WHAT THE TASK REQUIRES> Only the lines with "Indonesia" in them need to be copied from the listing.

(AVAILABLE RECORDS)

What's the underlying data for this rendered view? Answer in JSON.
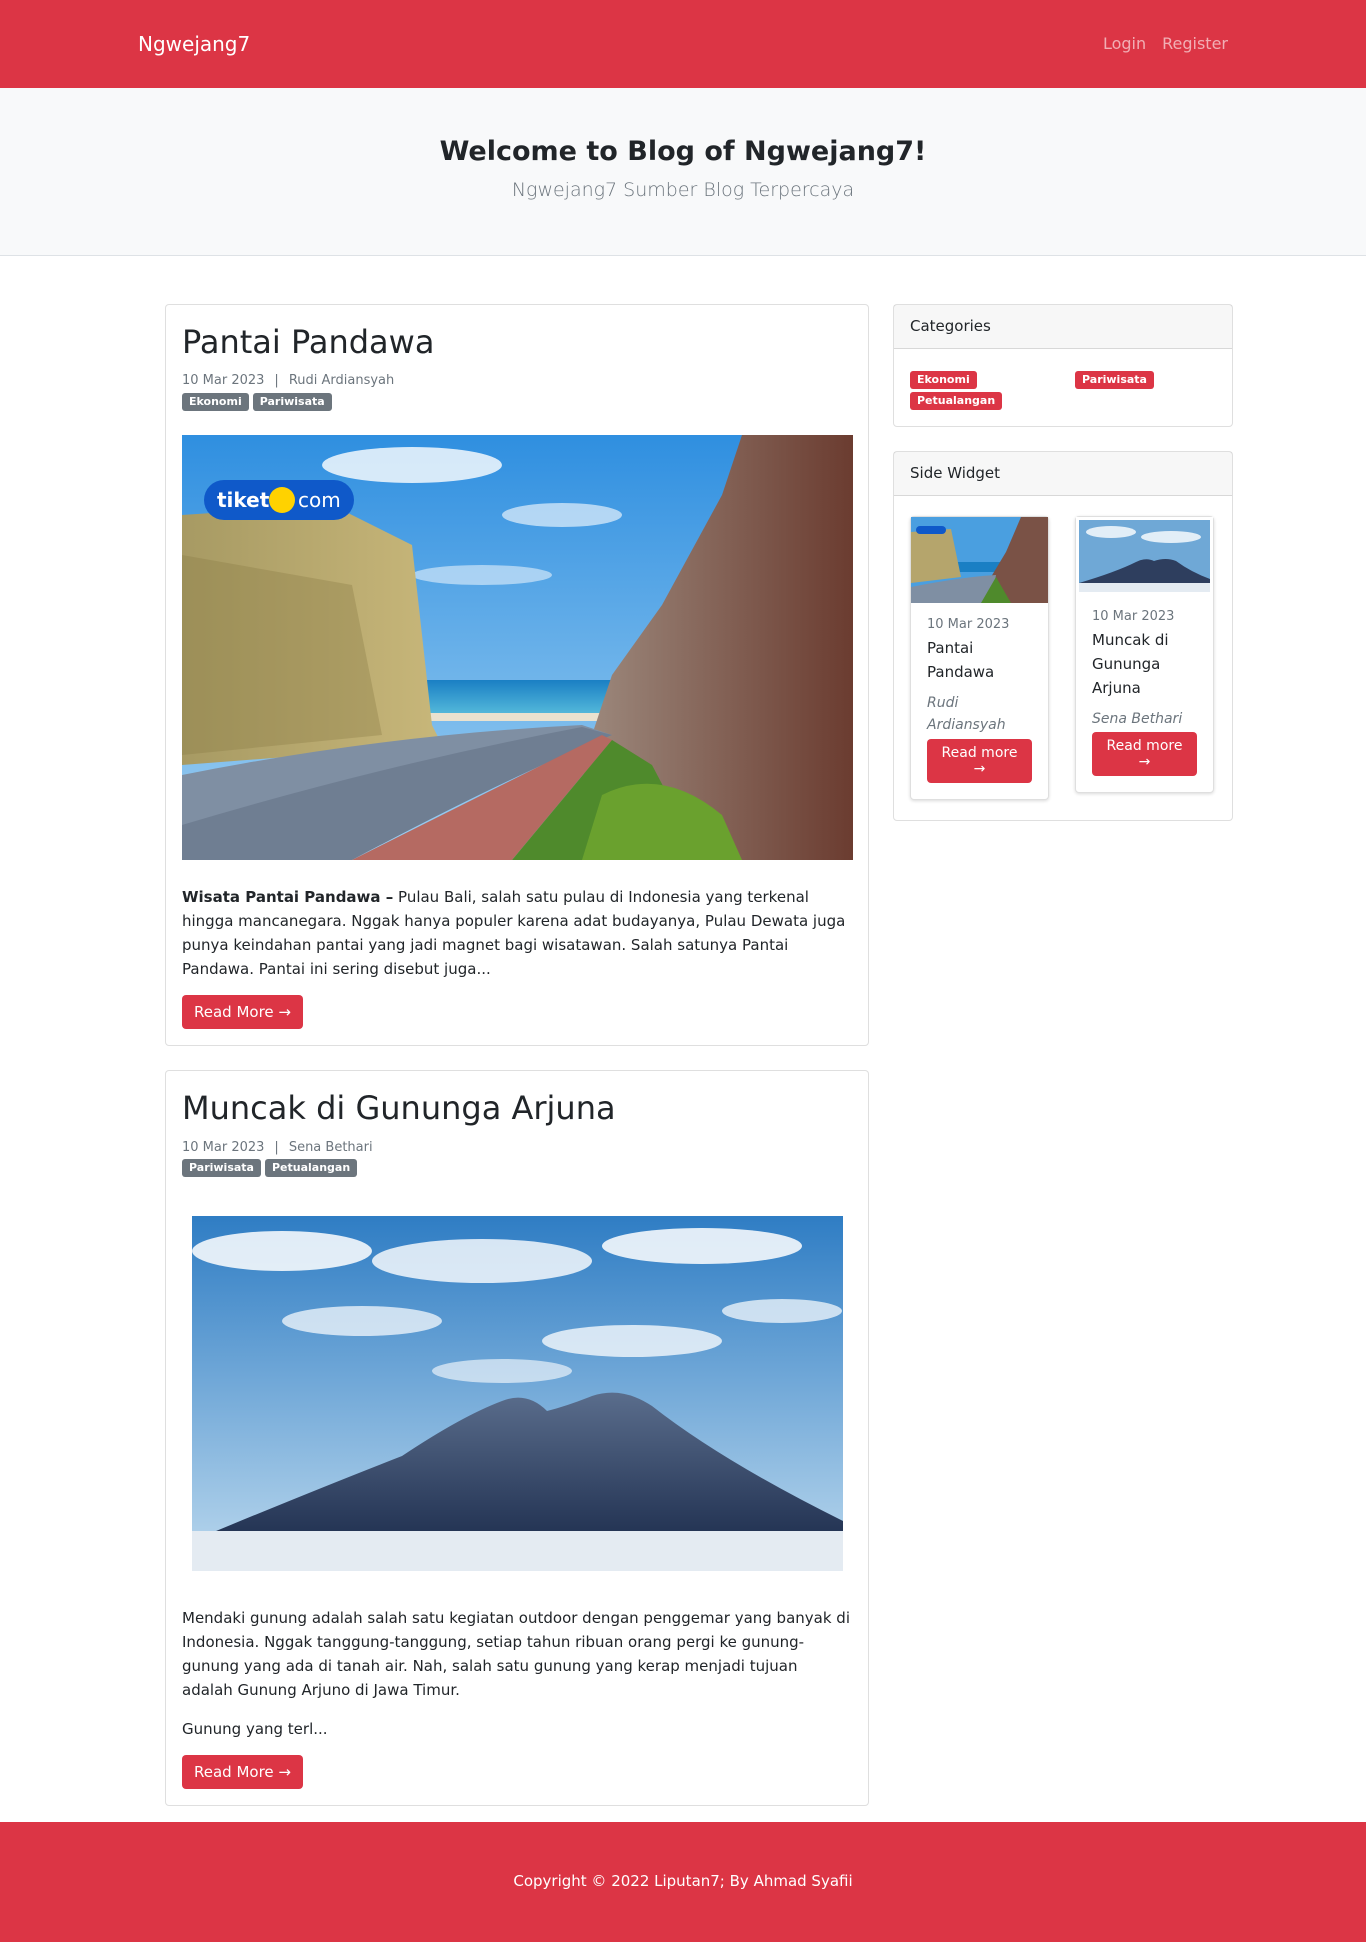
{
  "navbar": {
    "brand": "Ngwejang7",
    "links": [
      "Login",
      "Register"
    ]
  },
  "hero": {
    "title": "Welcome to Blog of Ngwejang7!",
    "subtitle": "Ngwejang7 Sumber Blog Terpercaya"
  },
  "posts": [
    {
      "title": "Pantai Pandawa",
      "date": "10 Mar 2023",
      "separator": "|",
      "author": "Rudi Ardiansyah",
      "tags": [
        "Ekonomi",
        "Pariwisata"
      ],
      "image_logo": "tiket",
      "image_logo_suffix": "com",
      "excerpt_bold": "Wisata Pantai Pandawa –",
      "excerpt": " Pulau Bali, salah satu pulau di Indonesia yang terkenal hingga mancanegara. Nggak hanya populer karena adat budayanya, Pulau Dewata juga punya keindahan pantai yang jadi magnet bagi wisatawan. Salah satunya Pantai Pandawa. Pantai ini sering disebut juga...",
      "read_more": "Read More →"
    },
    {
      "title": "Muncak di Gununga Arjuna",
      "date": "10 Mar 2023",
      "separator": "|",
      "author": "Sena Bethari",
      "tags": [
        "Pariwisata",
        "Petualangan"
      ],
      "excerpt_p1": "Mendaki gunung adalah salah satu kegiatan outdoor dengan penggemar yang banyak di Indonesia. Nggak tanggung-tanggung, setiap tahun ribuan orang pergi ke gunung-gunung yang ada di tanah air. Nah, salah satu gunung yang kerap menjadi tujuan adalah Gunung Arjuno di Jawa Timur.",
      "excerpt_p2": "Gunung yang terl...",
      "read_more": "Read More →"
    }
  ],
  "sidebar": {
    "categories_title": "Categories",
    "categories": [
      "Ekonomi",
      "Pariwisata",
      "Petualangan"
    ],
    "widget_title": "Side Widget",
    "widgets": [
      {
        "date": "10 Mar 2023",
        "title": "Pantai Pandawa",
        "author": "Rudi Ardiansyah",
        "button": "Read more →"
      },
      {
        "date": "10 Mar 2023",
        "title": "Muncak di Gununga Arjuna",
        "author": "Sena Bethari",
        "button": "Read more →"
      }
    ]
  },
  "footer": {
    "copyright": "Copyright © 2022 Liputan7; By Ahmad Syafii"
  },
  "colors": {
    "primary": "#dc3545",
    "light_bg": "#f8f9fa",
    "muted": "#6c757d"
  }
}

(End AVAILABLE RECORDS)

THE COMPLETED TASK>
      "excerpt": " Pulau Bali, salah satu pulau di Indonesia yang terkenal hingga mancanegara. Nggak hanya populer karena adat budayanya, Pulau Dewata juga punya keindahan pantai yang jadi magnet bagi wisatawan. Salah satunya Pantai Pandawa. Pantai ini sering disebut juga...",
      "excerpt_p1": "Mendaki gunung adalah salah satu kegiatan outdoor dengan penggemar yang banyak di Indonesia. Nggak tanggung-tanggung, setiap tahun ribuan orang pergi ke gunung-gunung yang ada di tanah air. Nah, salah satu gunung yang kerap menjadi tujuan adalah Gunung Arjuno di Jawa Timur.",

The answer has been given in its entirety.